Adding to the housing solution
From the editor-
July 19, 2022
Articles last week in the San Diego Union-Tribune and the New York Times highlighted the causes of homelessness and the needed solution. The west coast headline was “Cause of homelessness? It’s not drugs or mental illness, researchers say,” while the Times answered that question in their headline: “A housing shortfall.” Both stories sourced the University of Washington’s Gregg Colburn, an assistant professor of real estate. His new book, “Homelessness is a Housing Problem,” is co-authored with Clayton Page Aldern, a data journalist.
Editorials on this page have repeatedly made the point that decades of federal commitment – throwing money at the problem, like we used to admit we did against the Soviet Union – along with good jobs at good wages are the twin pillars for solving our homelessness and housing shortage tragedies.
Past editorials also have sought actions to be taken locally, where the readers of the Weekly News live.
The most helpful words last week, however, were in a letter to the Seattle Times on new strategies needed to recruit different types of people to boost that city’s police force. “Offer $20,000 to whistle blowers” and “offer $6,000 for a degree in social work, mental health, addiction or nursing” were among Beth Reis’ half-dozen outside the box incentives. Brilliant. “Hire to raise the bar” is her ending sentence.
Reis’ letter zeros in on the specific future police force Seattle needs in the 21st century by targeting the factors to change so a different type of officer approaches policing differently. She is getting to the root cause of what her city needs. Brilliant again.
Skagit County and the state of Washington need build-solutions-from-the-roots-up thinking to reduce the twin pressures of too expensive housing and too many people without even rental possibilities. The first step is building apartment buildings and starter-sized homes, dwellings for that wide swath of people way below the median income for Skagit County or the state.
Skagit County’s median household income in 2020 was $71,012 Anneliese Vance-Sherman, a regional labor economist with Washington’s Employment Security Department wrote in a report in May. Alas, the federal poverty level is much lower, just $13,590 for a single person; $18,310 for a couple and $27,750 for parents with two children.
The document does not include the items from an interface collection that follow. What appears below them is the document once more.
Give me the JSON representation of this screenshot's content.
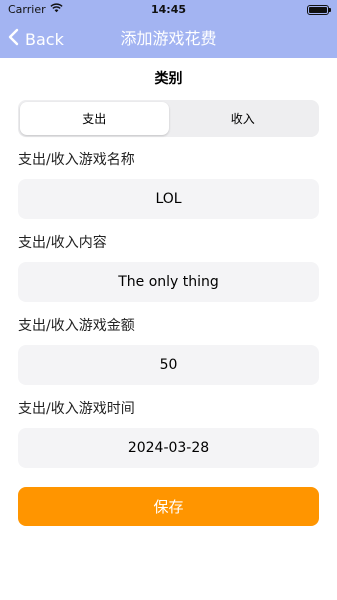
{
  "status_bar": {
    "carrier": "Carrier",
    "time": "14:45"
  },
  "nav": {
    "back_label": "Back",
    "title": "添加游戏花费"
  },
  "category": {
    "title": "类别",
    "segments": [
      "支出",
      "收入"
    ],
    "selected": "支出"
  },
  "fields": [
    {
      "label": "支出/收入游戏名称",
      "value": "LOL"
    },
    {
      "label": "支出/收入内容",
      "value": "The only thing"
    },
    {
      "label": "支出/收入游戏金额",
      "value": "50"
    },
    {
      "label": "支出/收入游戏时间",
      "value": "2024-03-28"
    }
  ],
  "save_label": "保存",
  "colors": {
    "nav_background": "#a3b4f2",
    "save_button": "#ff9500",
    "field_background": "#f4f4f6"
  }
}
A single poverty level person spending 50% of her income on rent would pay $566 monthly and have $6,795 to spend on everything else the entire year. That is a bleak existence. No, it is a death sentence against being housed. It is an invitation to homelessness.
Here is an outside the box approach to getting working people into housing: forget home ownership and bet on apartment buildings. Second: move the county and state governments into the landlord business. Either have governments own and manage these apartments – a very 1960s idea very much out of favor – or have the government-owned properties managed under contracts with stellar, track-record-proven nonprofits.
Skagitonians must push their elected officials to lower the bar in building, to riff on Reis’ last sentence. What needs to be lowered are the barriers preventing the massive building of apartment buildings to house those making way below the county’s median income. What needs raising is government subsidized apartment buildings in the urban centers of the county’s four largest municipalities: Mount Vernon, Anacortes, Sedro-Woolley and Burlington.
The investments county residents need are in the purchase of blocks of property where apartment buildings can be built.
The now-closed Cascade Mall comes to mind as a starter project.
Needed now are residents willing to push incessantly until systematic solutions thinking takes hold, plans are developed and projects executed.